He resumed his film making career in 1942 by signing a long term contract with Paramount Pictures and went on to become one of the leading directors for the studio.
He began his tenure at Paramount by directing the patriotic film ‘Wake Island’ (1942), which earned him an Oscar nomination. It was his biggest hit and the success of the film led him to make several other World War II movies such as ‘Commandos Strike at Dawn’ (1942), ‘China’ (1943), ‘The Hitler Gang’ (1944), ‘You Came Along (1945)’, etc.
These were followed by an adventure film ‘Two Years before the Mast’ (1946) and a western ‘California’ (1947). He also directed ‘Easy Come, Easy Go’, ‘Blaze of Noon’, and crime drama ‘Calcutta’, all in 1947.
The following year in 1948, he produced and directed the classic film noir ‘The Big Clock’, an adaptation of Kenneth Fearing’s novel. He also directed ‘Beyond Glory’ and ‘Night Has a Thousand Eyes’ in 1948. His last film of the decade was ‘Alias Nick Beal’ and the comedy ‘Red, Hot and Blue’.
In 1950, he directed ‘Copper Canyon’ and ‘Where Danger Lives’. The following year he made ‘His Kind of Woman’ and ‘Submarine Command’. Films like ‘Ride, Vaquero!’, ‘Plunder of the Sun’, ‘Botany Bay’ were made in 1953.
In 1953 he also directed ‘Hondo’, which was shot in 3-D. ‘A Bullet is Waiting’ (1954) and ‘The Sea Chase’ (1955) followed next.
In 1956, he took time off to co-script the adventure-comedy ‘Around the World in 80 Days’, which won him his only Oscar. His last few films failed to create an impact. He remade ‘Five Came Back’ as ‘Back from Eternity’ in 1956 and directed ‘The Unholy Wife’ in 1957 followed by ‘John Paul Jones’ in 1959, which was his last film before retirement.
Awards & Achievements
Farrow was honoured with several decorations and awards throughout his lifetime. Starting in 1937, he received the Knight Grand Cross of the Order of the Holy Sepulchre by Pope Pius XI.

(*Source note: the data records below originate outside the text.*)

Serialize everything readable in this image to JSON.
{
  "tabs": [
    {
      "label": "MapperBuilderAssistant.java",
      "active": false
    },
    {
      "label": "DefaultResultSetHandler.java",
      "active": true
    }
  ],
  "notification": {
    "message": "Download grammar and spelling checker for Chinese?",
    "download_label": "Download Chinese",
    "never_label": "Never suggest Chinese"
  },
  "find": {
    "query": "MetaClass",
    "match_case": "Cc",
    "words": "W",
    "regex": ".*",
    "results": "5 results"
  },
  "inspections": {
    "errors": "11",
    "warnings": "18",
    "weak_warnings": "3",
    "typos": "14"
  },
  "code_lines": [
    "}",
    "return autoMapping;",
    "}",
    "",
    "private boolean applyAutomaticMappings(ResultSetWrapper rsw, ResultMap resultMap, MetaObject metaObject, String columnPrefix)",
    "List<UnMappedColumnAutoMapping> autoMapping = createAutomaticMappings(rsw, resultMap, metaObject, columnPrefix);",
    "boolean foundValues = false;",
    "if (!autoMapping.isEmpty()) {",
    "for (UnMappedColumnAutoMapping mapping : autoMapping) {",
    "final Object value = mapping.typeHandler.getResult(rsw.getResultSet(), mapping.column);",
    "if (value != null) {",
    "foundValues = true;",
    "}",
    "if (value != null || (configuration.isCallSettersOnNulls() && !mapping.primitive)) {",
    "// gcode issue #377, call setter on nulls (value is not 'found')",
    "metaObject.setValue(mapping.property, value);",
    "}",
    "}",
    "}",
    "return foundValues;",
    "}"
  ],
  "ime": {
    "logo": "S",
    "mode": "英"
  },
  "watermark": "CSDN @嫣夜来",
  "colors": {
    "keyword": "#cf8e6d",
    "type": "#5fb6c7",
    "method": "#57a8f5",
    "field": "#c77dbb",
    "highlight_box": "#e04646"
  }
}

His film ‘Wake Island’ (1942) was a huge success. He won the New York Critics Award for Best Direction and was also received Academy Awards nomination in Best Director category.
In 1951, he received the Order of St John of Jerusalem and in 1953 he became Honorary Commander of the Order of the British Empire (CBE).

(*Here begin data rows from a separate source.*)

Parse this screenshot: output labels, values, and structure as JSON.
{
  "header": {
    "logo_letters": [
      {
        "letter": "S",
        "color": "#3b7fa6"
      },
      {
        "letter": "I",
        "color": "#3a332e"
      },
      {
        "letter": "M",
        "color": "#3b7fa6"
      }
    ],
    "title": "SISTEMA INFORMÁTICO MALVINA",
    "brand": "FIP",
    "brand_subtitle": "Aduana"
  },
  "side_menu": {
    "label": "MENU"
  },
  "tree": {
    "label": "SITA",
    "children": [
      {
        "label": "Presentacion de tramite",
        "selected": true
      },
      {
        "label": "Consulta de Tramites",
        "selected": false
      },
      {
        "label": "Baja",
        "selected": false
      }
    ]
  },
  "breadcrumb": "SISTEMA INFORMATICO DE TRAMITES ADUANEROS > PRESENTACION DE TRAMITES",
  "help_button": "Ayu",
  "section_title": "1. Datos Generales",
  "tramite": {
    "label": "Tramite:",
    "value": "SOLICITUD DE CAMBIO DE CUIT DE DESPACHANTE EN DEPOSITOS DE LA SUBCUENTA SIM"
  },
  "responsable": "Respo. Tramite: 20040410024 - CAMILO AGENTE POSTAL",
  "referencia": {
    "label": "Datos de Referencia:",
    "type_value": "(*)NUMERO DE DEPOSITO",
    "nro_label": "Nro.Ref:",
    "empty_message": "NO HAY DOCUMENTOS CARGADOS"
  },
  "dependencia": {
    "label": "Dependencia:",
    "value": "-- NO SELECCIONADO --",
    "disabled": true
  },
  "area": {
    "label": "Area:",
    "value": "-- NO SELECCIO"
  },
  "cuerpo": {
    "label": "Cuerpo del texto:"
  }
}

In 1957, he won the prestigious Academy Award and the Writers Guild of America Award for Best Screenplay (adapted) for ‘Around the World in Eighty Days’.
He has a Star on the Hollywood Walk of Fame at 6304 Hollywood Blvd.

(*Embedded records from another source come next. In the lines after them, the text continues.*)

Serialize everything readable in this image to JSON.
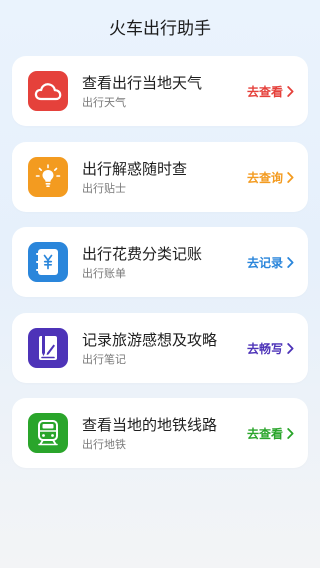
{
  "header": {
    "title": "火车出行助手"
  },
  "cards": [
    {
      "title": "查看出行当地天气",
      "subtitle": "出行天气",
      "action": "去查看",
      "color": "#e5413b",
      "icon": "cloud-icon"
    },
    {
      "title": "出行解惑随时查",
      "subtitle": "出行贴士",
      "action": "去查询",
      "color": "#f39b20",
      "icon": "lightbulb-icon"
    },
    {
      "title": "出行花费分类记账",
      "subtitle": "出行账单",
      "action": "去记录",
      "color": "#2a86db",
      "icon": "yuan-ledger-icon"
    },
    {
      "title": "记录旅游感想及攻略",
      "subtitle": "出行笔记",
      "action": "去畅写",
      "color": "#4d33b8",
      "icon": "pen-note-icon"
    },
    {
      "title": "查看当地的地铁线路",
      "subtitle": "出行地铁",
      "action": "去查看",
      "color": "#2aa52b",
      "icon": "subway-icon"
    }
  ]
}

Personal Life & Legacy
Farrow got married twice. First, he married Felice Lewin in 1924 and had a daughter with her the following year. The couple eventually got divorced in 1934.
In 1934, he got engaged to actress Maureen O'Sullivan. The couple married on 12 September, 1936 after he converted to Catholicism. He became an American citizen in July 1947.
With Maureen, he had seven children; four daughters, who grew up to become celebrated actresses, Mia (born 1945), Prudence (born 1948), Stephanie (born 1949), Tisa (born 1951); and three sons, Michael Damien (1939–1958), Patrick Joseph (1942–2009), and John Charles (born 1946).
He died on 27 January, 1963 from a heart attack in Beverly Hills, California. He was buried at the Holy Cross Cemetery, Culver City.